→ What is being asked
Report back each line of the data that contains the word "print".

→ Records for this exercise
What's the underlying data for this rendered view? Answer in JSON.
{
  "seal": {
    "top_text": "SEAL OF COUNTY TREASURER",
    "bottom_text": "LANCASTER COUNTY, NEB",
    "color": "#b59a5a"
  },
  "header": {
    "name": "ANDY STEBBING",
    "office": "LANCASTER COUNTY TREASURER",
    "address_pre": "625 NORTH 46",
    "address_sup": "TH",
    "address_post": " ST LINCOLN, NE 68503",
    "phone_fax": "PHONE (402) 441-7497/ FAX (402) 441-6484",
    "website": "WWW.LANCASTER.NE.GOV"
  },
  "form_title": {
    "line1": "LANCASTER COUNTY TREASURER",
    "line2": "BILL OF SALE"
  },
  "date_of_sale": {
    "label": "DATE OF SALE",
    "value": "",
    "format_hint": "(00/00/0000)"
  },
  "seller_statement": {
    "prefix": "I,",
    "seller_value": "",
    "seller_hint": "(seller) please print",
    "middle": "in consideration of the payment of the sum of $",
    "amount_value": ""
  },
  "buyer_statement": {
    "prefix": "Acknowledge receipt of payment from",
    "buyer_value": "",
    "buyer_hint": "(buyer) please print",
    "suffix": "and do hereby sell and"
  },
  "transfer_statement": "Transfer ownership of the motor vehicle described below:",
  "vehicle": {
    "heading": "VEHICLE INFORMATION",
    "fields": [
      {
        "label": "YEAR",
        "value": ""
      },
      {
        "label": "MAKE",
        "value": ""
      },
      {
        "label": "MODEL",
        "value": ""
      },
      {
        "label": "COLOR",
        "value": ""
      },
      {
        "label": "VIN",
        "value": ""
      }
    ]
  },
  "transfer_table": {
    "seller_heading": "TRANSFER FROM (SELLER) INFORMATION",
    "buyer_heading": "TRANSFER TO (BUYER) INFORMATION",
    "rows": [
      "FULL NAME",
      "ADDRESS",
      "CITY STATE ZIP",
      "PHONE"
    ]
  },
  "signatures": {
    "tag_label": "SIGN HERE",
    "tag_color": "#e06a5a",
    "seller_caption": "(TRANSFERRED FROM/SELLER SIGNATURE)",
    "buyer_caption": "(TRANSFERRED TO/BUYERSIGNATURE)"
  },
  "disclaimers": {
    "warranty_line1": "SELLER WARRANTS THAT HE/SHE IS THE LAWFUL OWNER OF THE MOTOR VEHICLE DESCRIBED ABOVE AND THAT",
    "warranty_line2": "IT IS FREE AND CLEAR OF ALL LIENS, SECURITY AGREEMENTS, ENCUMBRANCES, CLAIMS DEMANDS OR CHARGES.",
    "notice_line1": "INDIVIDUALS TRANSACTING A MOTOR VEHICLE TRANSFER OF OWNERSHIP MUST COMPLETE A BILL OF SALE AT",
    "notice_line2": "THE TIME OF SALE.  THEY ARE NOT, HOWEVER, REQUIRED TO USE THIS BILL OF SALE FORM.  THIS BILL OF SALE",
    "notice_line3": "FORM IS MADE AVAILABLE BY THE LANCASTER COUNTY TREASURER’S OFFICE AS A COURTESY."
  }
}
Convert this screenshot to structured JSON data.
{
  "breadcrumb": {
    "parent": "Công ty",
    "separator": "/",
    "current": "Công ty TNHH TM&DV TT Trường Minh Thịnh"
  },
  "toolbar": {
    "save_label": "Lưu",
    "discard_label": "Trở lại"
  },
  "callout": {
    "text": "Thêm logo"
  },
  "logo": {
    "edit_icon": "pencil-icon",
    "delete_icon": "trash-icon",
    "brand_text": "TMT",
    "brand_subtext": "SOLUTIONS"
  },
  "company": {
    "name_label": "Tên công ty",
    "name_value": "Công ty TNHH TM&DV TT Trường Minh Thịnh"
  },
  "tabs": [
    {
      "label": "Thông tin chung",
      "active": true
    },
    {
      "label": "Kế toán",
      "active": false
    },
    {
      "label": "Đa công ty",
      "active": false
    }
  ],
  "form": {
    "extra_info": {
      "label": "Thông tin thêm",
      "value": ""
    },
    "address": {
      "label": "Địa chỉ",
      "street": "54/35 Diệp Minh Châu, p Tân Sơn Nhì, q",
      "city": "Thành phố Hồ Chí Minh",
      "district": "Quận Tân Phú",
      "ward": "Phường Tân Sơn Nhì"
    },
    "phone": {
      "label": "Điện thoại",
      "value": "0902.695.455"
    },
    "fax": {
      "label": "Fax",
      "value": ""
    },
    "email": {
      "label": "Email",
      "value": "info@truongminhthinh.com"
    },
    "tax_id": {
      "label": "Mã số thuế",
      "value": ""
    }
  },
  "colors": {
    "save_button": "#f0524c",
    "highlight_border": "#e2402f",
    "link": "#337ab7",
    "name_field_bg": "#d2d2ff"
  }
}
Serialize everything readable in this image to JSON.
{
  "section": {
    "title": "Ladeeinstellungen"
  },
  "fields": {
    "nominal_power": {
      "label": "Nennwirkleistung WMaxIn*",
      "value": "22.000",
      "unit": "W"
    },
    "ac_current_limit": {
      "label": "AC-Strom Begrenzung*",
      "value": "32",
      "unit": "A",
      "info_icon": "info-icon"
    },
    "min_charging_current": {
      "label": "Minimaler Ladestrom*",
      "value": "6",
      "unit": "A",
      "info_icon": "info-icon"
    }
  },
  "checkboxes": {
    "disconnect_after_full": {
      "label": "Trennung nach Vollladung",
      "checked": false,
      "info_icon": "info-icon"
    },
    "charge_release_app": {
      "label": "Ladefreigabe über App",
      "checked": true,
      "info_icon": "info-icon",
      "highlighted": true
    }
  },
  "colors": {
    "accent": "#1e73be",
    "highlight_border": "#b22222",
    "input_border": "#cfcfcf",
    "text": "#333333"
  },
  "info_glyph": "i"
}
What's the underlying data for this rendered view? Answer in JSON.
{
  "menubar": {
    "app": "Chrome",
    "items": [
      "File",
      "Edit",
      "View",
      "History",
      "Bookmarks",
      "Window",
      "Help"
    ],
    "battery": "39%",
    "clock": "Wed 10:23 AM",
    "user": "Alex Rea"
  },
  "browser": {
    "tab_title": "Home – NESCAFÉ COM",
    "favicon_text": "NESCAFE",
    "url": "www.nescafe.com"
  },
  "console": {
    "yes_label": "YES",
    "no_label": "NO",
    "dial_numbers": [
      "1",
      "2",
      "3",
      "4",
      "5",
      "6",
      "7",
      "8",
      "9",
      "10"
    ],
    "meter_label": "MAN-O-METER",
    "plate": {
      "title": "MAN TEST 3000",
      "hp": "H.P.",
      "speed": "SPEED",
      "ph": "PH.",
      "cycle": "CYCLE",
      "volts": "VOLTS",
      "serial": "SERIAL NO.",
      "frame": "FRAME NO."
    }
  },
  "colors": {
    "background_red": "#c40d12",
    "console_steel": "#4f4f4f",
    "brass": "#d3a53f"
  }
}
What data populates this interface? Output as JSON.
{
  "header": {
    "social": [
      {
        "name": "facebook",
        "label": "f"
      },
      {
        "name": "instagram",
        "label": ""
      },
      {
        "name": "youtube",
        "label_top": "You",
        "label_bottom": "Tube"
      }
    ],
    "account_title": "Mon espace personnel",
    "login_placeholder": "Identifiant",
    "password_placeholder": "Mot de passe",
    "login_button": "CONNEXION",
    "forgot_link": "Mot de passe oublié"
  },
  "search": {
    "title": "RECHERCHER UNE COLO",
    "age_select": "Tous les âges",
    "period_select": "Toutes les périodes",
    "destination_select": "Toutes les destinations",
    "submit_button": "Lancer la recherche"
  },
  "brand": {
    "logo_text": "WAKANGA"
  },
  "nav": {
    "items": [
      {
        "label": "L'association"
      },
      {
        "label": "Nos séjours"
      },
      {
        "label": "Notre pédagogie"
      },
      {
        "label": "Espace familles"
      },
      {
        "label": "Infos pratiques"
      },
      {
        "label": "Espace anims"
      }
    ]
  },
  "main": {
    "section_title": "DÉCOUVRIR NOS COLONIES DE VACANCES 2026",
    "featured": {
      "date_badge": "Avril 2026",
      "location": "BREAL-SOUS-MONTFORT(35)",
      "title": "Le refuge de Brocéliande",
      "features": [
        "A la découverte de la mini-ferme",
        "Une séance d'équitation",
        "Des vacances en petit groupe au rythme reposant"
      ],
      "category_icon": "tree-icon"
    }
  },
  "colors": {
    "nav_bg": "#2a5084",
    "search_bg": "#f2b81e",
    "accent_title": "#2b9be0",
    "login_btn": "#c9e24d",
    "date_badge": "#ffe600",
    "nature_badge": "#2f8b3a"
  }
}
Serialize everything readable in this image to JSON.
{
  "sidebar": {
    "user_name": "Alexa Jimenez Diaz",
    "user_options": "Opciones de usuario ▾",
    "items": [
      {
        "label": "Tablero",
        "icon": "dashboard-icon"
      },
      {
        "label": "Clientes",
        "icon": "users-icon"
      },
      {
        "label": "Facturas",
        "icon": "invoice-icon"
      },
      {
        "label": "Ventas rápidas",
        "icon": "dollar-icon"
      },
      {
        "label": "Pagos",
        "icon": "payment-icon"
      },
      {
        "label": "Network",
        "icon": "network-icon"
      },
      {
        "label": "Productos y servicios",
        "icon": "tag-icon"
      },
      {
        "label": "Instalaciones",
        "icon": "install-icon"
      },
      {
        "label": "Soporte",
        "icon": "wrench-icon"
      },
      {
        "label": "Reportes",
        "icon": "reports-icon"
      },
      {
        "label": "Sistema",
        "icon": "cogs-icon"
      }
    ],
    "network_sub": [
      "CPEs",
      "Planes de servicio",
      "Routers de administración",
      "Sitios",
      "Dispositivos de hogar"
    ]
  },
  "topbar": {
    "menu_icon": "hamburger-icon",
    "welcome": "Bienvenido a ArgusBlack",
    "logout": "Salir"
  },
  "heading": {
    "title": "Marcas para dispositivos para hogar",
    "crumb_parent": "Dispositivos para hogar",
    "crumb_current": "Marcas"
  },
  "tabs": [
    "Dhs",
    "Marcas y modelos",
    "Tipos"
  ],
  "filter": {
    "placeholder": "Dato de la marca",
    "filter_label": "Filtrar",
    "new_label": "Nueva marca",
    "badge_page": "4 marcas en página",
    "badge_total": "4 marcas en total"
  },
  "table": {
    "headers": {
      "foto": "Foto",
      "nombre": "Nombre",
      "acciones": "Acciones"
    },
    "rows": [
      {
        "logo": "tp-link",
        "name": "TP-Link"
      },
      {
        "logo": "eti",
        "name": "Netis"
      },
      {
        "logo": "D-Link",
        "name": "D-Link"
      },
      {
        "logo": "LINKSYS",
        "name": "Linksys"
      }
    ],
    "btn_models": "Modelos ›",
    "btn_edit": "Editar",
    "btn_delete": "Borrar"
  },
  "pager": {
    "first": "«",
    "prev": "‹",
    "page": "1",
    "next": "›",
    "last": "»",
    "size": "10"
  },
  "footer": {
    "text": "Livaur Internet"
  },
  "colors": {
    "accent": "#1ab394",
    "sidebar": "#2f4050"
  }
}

→ Reply to the task
    "seller_hint": "(seller) please print",
    "buyer_hint": "(buyer) please print",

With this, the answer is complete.